with WhiteFeather Hunter
Thursday, June 14th from 6pm to 9pm
& Saturday, June 16th, from 1pm to 4pm
10 participants maximum
$20 | To register email email@example.com
Organized by Studio XX in partnership with Milieux Institute for Arts, Culture and Technology (Concordia)
This two-day workshop series will introduce non-scientist artists to the bioart practice of culturing bacteria in order to work creatively with them as biomedia. This hands-on workshop will also introduce participants to various discussion topics surrounding bioethics.
DAY 1: Introduction to bacterial culture – Thursday, June 14th
Participants will culture pigment-producing bacteria on LB agar plates in order to grow colour.
Activities include preparing petri dishes and streaking them with nonpathogenic strains of pigment-producing bacteria. The petri plates will first have stencils applied to them, to grow colourful patterns that can be printed onto fabric on Day 2. Other petri dishes will be used to apply liquid bacteria cultures directly to cloth to create “petri dish shibori”.
Participants will discuss the technical aspects of culturing bacteria, such as incubation temperature and periods, inactivation and disposal. A theoretical discussion will be facilitated addressing the invisible labour of the bacteria (cell) cultures and co-creating with microorganisms.
DAY 2: Analyzing results, printing – Saturday, June 16th
Participants will examine both the shibori sample results and the growth on the streaked (stencil) plates. They will learn how to print on fabric with the bacteria, and to prepare all of their samples for steam sterilization.
Topics discussed will be around bioethics, including but not limited to: working with microbes labeled as biohazardous or ‘harmful’ to humans and the anthropocentrism of this viewpoint, the act of killing the bacteria once they have been used for production, and the falsehood of the containment of bodies (both human and microbial).
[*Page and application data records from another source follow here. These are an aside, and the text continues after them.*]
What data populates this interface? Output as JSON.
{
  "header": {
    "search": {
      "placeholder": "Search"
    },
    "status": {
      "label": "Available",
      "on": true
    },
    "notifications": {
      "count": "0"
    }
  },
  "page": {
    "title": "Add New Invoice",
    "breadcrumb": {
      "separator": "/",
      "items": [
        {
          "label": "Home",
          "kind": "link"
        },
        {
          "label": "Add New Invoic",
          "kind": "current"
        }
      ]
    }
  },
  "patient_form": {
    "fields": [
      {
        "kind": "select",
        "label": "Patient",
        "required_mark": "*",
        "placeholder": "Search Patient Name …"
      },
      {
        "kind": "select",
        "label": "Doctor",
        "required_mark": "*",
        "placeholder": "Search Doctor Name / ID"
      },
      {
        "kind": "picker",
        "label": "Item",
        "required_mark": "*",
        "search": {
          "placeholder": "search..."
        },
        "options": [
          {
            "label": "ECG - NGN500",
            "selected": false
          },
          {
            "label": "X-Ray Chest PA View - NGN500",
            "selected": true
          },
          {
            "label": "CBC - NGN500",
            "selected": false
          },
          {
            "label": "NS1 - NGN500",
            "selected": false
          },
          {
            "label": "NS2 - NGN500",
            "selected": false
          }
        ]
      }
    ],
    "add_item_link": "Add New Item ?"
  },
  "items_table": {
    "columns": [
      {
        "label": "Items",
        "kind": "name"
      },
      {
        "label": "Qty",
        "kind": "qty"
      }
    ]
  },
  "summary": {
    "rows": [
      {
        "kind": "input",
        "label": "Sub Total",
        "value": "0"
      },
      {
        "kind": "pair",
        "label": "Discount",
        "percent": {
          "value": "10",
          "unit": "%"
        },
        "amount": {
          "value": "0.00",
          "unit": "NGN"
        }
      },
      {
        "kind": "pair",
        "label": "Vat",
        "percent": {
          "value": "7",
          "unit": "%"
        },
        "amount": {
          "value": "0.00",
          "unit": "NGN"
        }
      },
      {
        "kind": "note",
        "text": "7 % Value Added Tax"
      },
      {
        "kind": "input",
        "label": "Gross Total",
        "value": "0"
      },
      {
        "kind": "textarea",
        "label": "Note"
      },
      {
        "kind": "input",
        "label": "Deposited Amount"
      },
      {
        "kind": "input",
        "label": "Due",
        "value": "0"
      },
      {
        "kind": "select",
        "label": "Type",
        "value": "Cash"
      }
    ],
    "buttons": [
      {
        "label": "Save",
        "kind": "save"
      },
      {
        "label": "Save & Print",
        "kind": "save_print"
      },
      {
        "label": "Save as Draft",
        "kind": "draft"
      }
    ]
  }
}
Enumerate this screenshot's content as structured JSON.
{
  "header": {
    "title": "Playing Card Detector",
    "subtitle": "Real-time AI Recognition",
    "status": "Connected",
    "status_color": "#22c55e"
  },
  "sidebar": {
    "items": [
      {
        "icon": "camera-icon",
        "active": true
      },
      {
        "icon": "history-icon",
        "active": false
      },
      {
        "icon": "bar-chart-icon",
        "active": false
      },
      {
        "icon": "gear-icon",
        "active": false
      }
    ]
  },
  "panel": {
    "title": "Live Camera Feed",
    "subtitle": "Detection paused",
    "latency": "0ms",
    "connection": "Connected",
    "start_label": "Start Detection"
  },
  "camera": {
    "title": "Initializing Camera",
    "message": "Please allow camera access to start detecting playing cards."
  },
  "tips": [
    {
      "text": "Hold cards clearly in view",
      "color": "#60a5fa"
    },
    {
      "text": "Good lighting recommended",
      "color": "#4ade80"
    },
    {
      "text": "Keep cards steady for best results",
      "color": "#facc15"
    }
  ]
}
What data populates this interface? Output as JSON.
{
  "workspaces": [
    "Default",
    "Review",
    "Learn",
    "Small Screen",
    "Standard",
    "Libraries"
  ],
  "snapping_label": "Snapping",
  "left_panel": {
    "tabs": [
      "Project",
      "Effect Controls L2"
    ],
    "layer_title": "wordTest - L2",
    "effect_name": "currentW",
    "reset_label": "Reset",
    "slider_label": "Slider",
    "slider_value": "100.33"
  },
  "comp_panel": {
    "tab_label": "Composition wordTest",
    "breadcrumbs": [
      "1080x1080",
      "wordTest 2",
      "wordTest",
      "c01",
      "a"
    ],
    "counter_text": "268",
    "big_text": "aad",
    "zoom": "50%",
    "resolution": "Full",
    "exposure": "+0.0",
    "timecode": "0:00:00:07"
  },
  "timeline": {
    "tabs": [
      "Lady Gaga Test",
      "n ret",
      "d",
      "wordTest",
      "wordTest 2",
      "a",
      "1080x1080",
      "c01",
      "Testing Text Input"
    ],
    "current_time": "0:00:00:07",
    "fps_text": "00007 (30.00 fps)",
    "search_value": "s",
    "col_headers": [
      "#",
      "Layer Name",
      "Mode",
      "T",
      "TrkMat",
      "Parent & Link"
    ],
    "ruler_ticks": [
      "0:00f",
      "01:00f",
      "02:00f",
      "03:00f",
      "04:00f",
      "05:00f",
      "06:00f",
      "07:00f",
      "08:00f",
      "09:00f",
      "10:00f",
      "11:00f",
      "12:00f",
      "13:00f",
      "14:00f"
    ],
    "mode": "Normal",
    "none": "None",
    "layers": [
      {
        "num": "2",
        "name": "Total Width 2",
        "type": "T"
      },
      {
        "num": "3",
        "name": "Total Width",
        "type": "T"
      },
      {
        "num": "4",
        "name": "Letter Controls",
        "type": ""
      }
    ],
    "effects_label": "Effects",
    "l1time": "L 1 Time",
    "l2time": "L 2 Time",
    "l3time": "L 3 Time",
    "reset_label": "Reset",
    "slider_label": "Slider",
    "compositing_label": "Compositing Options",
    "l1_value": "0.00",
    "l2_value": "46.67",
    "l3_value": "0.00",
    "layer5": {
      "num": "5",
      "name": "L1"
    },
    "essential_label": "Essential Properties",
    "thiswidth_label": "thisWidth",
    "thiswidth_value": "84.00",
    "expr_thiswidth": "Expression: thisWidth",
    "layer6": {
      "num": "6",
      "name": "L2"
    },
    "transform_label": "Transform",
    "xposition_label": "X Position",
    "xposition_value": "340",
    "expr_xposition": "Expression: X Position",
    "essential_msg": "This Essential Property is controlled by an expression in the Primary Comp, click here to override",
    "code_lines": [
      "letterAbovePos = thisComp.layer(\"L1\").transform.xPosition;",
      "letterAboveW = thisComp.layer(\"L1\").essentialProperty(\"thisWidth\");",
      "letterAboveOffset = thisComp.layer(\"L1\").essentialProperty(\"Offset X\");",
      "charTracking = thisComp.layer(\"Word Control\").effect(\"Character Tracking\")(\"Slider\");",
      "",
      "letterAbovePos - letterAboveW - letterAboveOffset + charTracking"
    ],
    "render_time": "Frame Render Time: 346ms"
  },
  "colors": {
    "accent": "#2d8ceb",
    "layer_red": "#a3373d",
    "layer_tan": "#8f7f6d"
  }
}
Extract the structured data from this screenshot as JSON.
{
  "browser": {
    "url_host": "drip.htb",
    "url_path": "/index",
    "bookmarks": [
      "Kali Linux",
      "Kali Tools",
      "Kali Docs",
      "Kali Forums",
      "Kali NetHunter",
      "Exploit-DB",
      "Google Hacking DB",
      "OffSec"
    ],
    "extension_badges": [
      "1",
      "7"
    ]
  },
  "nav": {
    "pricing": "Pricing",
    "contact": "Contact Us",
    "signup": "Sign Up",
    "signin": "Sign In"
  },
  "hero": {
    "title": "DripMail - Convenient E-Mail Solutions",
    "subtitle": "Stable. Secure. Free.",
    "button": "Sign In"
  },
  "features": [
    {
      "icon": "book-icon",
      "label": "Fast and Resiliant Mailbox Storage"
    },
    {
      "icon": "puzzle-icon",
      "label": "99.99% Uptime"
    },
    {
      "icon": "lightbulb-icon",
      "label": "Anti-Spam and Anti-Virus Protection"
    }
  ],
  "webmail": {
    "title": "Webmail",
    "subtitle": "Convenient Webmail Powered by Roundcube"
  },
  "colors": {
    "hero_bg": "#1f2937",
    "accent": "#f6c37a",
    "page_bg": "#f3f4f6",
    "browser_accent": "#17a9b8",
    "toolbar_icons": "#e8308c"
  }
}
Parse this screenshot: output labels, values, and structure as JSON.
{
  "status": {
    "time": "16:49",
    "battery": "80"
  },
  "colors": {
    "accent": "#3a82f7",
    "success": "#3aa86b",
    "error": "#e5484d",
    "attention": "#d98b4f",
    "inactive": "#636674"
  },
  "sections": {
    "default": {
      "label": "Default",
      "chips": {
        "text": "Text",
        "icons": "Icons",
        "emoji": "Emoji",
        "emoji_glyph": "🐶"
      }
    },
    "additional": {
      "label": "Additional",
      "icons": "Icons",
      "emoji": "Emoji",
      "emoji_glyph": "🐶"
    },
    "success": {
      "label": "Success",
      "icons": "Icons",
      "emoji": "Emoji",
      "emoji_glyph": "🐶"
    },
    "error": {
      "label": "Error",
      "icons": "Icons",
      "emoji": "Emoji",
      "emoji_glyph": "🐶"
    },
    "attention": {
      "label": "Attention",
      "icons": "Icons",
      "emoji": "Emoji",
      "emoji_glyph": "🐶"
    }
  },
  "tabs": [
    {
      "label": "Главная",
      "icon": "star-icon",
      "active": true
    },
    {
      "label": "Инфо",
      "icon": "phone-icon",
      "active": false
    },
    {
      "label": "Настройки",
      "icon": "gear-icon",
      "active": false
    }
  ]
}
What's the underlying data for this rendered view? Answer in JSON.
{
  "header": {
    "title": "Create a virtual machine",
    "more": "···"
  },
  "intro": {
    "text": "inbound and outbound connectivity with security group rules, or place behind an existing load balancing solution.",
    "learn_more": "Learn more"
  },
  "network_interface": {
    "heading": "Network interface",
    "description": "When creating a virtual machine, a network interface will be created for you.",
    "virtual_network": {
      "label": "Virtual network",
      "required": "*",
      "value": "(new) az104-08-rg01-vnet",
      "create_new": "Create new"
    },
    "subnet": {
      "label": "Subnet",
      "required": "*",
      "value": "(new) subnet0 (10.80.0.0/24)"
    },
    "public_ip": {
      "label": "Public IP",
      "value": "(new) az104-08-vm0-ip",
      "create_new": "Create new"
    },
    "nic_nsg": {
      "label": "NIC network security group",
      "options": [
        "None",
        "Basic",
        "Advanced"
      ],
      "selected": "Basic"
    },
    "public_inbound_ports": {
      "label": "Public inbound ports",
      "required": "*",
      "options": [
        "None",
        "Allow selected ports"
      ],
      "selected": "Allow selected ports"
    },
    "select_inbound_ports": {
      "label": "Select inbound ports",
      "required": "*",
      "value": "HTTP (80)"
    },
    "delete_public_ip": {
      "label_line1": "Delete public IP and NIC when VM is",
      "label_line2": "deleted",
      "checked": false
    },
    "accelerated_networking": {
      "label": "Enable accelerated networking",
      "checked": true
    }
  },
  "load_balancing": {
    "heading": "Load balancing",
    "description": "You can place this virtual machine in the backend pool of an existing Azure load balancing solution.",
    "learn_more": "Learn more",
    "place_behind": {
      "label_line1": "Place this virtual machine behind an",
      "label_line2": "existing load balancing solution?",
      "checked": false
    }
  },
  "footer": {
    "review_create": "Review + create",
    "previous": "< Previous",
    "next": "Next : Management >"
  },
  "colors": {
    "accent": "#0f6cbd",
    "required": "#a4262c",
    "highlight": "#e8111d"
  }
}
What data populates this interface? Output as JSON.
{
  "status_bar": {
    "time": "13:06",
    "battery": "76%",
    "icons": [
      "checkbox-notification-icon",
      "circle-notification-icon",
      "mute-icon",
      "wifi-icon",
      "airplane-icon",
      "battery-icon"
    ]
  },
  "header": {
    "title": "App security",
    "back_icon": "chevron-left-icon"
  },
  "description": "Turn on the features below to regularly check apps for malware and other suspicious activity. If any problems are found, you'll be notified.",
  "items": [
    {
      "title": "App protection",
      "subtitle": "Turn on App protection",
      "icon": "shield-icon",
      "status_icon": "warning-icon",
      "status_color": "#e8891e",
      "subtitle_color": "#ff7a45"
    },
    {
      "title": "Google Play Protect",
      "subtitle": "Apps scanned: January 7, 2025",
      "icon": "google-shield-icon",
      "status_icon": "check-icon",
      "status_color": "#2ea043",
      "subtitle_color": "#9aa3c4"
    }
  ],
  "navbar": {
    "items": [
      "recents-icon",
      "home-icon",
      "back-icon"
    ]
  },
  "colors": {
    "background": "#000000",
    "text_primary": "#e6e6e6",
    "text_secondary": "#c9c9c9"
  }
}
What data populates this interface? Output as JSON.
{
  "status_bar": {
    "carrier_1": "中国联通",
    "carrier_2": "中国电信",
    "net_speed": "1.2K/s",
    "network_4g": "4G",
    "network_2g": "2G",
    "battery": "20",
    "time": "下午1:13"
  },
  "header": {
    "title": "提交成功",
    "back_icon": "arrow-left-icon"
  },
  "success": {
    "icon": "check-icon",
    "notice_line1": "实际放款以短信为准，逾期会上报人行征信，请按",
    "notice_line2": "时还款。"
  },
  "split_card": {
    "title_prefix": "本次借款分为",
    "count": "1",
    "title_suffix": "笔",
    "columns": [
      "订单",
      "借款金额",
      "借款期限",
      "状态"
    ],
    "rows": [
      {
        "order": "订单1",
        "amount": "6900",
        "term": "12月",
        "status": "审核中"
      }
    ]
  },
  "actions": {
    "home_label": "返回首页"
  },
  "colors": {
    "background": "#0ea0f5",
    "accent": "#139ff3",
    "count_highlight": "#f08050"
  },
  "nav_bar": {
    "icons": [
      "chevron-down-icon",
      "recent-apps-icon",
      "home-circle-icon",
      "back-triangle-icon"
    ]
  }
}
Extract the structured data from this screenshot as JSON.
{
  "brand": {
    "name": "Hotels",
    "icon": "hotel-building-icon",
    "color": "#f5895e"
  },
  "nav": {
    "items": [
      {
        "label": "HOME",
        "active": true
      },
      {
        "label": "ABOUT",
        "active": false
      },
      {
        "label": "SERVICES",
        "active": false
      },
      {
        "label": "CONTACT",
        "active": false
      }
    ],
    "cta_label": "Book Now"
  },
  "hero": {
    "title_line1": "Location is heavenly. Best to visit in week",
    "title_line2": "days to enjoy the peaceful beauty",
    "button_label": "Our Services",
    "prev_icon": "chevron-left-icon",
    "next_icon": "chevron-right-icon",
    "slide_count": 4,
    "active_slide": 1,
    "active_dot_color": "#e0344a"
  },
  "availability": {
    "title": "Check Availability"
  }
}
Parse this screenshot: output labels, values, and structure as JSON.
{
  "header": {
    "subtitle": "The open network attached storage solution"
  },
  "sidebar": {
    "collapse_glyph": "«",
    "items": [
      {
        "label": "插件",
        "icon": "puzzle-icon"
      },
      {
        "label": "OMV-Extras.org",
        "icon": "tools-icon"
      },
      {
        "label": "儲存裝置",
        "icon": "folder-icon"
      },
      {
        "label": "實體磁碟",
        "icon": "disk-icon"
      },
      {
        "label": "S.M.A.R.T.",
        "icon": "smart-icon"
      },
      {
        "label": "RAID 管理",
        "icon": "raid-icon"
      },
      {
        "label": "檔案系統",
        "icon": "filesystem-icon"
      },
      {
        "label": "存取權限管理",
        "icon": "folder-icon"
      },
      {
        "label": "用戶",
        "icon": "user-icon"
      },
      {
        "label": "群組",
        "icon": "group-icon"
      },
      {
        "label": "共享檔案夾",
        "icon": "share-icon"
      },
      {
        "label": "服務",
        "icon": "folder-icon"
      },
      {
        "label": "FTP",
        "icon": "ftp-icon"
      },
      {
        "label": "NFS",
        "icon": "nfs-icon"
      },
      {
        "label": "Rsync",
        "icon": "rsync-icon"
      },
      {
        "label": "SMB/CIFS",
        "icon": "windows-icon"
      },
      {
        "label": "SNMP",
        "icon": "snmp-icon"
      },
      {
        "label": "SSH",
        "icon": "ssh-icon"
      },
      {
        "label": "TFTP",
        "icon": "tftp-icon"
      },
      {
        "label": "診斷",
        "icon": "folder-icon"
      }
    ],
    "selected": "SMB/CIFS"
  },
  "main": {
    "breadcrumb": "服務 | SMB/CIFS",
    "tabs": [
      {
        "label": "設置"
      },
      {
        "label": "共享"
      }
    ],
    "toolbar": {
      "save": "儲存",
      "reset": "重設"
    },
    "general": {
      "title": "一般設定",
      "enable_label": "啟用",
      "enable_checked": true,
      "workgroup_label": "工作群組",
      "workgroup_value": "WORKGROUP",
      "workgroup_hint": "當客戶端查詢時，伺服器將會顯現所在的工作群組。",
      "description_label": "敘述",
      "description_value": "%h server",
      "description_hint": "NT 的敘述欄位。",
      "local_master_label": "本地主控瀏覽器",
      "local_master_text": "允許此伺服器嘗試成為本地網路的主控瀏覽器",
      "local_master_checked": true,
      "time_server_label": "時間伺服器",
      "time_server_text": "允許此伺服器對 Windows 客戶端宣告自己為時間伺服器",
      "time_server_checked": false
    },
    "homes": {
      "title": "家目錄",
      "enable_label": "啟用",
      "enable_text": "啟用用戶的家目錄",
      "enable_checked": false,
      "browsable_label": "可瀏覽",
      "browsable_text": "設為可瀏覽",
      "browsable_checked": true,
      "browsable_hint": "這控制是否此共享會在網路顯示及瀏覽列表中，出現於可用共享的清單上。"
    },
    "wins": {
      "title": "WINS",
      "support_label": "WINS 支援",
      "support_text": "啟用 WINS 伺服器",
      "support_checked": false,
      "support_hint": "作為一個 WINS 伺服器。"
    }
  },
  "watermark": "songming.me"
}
In the days following the workshop, participants will be able to pick up and take their samples home, after they have been sterilized.